**Data to process**

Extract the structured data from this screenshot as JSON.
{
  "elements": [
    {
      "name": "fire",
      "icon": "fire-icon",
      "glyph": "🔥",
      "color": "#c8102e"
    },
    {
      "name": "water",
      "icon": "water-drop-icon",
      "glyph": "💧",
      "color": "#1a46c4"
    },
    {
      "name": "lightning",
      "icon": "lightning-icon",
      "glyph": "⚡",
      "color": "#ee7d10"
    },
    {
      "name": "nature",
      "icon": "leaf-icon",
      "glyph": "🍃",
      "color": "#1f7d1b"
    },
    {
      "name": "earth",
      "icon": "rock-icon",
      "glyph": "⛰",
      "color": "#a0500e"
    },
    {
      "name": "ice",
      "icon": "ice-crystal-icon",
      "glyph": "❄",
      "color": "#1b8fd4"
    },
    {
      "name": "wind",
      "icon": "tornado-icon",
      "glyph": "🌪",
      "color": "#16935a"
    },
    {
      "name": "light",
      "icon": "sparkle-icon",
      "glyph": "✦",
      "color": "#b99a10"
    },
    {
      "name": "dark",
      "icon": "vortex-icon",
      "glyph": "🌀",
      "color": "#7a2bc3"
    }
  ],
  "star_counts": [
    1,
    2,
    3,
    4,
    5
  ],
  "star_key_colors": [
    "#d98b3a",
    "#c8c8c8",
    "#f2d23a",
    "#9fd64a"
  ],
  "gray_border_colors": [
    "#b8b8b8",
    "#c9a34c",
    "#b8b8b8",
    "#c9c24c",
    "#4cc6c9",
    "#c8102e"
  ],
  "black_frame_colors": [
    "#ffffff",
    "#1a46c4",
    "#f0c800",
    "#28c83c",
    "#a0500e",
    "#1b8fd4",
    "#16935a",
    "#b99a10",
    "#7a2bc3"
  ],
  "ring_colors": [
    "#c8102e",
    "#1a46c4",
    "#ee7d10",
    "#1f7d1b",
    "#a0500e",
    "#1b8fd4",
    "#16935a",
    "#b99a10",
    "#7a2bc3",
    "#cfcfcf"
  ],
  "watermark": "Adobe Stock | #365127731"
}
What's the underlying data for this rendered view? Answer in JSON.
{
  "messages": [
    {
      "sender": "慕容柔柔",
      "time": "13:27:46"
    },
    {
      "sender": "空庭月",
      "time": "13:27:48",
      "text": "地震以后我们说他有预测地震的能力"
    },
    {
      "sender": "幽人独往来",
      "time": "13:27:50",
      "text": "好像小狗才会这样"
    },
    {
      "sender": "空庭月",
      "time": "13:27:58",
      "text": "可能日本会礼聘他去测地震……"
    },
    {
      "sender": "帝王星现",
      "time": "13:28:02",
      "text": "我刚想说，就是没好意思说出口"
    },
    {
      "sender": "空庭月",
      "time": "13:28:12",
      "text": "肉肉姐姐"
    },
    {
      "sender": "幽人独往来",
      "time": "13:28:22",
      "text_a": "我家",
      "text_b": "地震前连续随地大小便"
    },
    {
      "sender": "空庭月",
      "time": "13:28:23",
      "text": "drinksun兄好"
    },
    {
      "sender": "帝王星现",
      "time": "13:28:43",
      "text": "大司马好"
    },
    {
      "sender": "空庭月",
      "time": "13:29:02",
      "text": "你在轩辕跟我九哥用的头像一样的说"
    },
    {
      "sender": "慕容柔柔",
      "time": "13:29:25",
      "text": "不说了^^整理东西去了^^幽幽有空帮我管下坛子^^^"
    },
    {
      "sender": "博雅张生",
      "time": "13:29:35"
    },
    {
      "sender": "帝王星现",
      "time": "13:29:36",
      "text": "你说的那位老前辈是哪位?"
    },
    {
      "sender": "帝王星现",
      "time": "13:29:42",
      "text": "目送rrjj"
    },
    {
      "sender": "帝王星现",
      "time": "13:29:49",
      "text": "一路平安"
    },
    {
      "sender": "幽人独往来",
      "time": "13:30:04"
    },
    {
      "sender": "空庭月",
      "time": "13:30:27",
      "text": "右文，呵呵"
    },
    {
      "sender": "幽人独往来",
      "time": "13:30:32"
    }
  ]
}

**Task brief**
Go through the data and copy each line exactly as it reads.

**Task answer**
Extract the structured data from this screenshot as JSON.
{
  "elements": [
    {
      "name": "fire",
      "icon": "fire-icon",
      "glyph": "🔥",
      "color": "#c8102e"
    },
    {
      "name": "water",
      "icon": "water-drop-icon",
      "glyph": "💧",
      "color": "#1a46c4"
    },
    {
      "name": "lightning",
      "icon": "lightning-icon",
      "glyph": "⚡",
      "color": "#ee7d10"
    },
    {
      "name": "nature",
      "icon": "leaf-icon",
      "glyph": "🍃",
      "color": "#1f7d1b"
    },
    {
      "name": "earth",
      "icon": "rock-icon",
      "glyph": "⛰",
      "color": "#a0500e"
    },
    {
      "name": "ice",
      "icon": "ice-crystal-icon",
      "glyph": "❄",
      "color": "#1b8fd4"
    },
    {
      "name": "wind",
      "icon": "tornado-icon",
      "glyph": "🌪",
      "color": "#16935a"
    },
    {
      "name": "light",
      "icon": "sparkle-icon",
      "glyph": "✦",
      "color": "#b99a10"
    },
    {
      "name": "dark",
      "icon": "vortex-icon",
      "glyph": "🌀",
      "color": "#7a2bc3"
    }
  ],
  "star_counts": [
    1,
    2,
    3,
    4,
    5
  ],
  "star_key_colors": [
    "#d98b3a",
    "#c8c8c8",
    "#f2d23a",
    "#9fd64a"
  ],
  "gray_border_colors": [
    "#b8b8b8",
    "#c9a34c",
    "#b8b8b8",
    "#c9c24c",
    "#4cc6c9",
    "#c8102e"
  ],
  "black_frame_colors": [
    "#ffffff",
    "#1a46c4",
    "#f0c800",
    "#28c83c",
    "#a0500e",
    "#1b8fd4",
    "#16935a",
    "#b99a10",
    "#7a2bc3"
  ],
  "ring_colors": [
    "#c8102e",
    "#1a46c4",
    "#ee7d10",
    "#1f7d1b",
    "#a0500e",
    "#1b8fd4",
    "#16935a",
    "#b99a10",
    "#7a2bc3",
    "#cfcfcf"
  ],
  "watermark": "Adobe Stock | #365127731"
}
What's the underlying data for this rendered view? Answer in JSON.
{
  "messages": [
    {
      "sender": "慕容柔柔",
      "time": "13:27:46"
    },
    {
      "sender": "空庭月",
      "time": "13:27:48",
      "text": "地震以后我们说他有预测地震的能力"
    },
    {
      "sender": "幽人独往来",
      "time": "13:27:50",
      "text": "好像小狗才会这样"
    },
    {
      "sender": "空庭月",
      "time": "13:27:58",
      "text": "可能日本会礼聘他去测地震……"
    },
    {
      "sender": "帝王星现",
      "time": "13:28:02",
      "text": "我刚想说，就是没好意思说出口"
    },
    {
      "sender": "空庭月",
      "time": "13:28:12",
      "text": "肉肉姐姐"
    },
    {
      "sender": "幽人独往来",
      "time": "13:28:22",
      "text_a": "我家",
      "text_b": "地震前连续随地大小便"
    },
    {
      "sender": "空庭月",
      "time": "13:28:23",
      "text": "drinksun兄好"
    },
    {
      "sender": "帝王星现",
      "time": "13:28:43",
      "text": "大司马好"
    },
    {
      "sender": "空庭月",
      "time": "13:29:02",
      "text": "你在轩辕跟我九哥用的头像一样的说"
    },
    {
      "sender": "慕容柔柔",
      "time": "13:29:25",
      "text": "不说了^^整理东西去了^^幽幽有空帮我管下坛子^^^"
    },
    {
      "sender": "博雅张生",
      "time": "13:29:35"
    },
    {
      "sender": "帝王星现",
      "time": "13:29:36",
      "text": "你说的那位老前辈是哪位?"
    },
    {
      "sender": "帝王星现",
      "time": "13:29:42",
      "text": "目送rrjj"
    },
    {
      "sender": "帝王星现",
      "time": "13:29:49",
      "text": "一路平安"
    },
    {
      "sender": "幽人独往来",
      "time": "13:30:04"
    },
    {
      "sender": "空庭月",
      "time": "13:30:27",
      "text": "右文，呵呵"
    },
    {
      "sender": "幽人独往来",
      "time": "13:30:32"
    }
  ]
}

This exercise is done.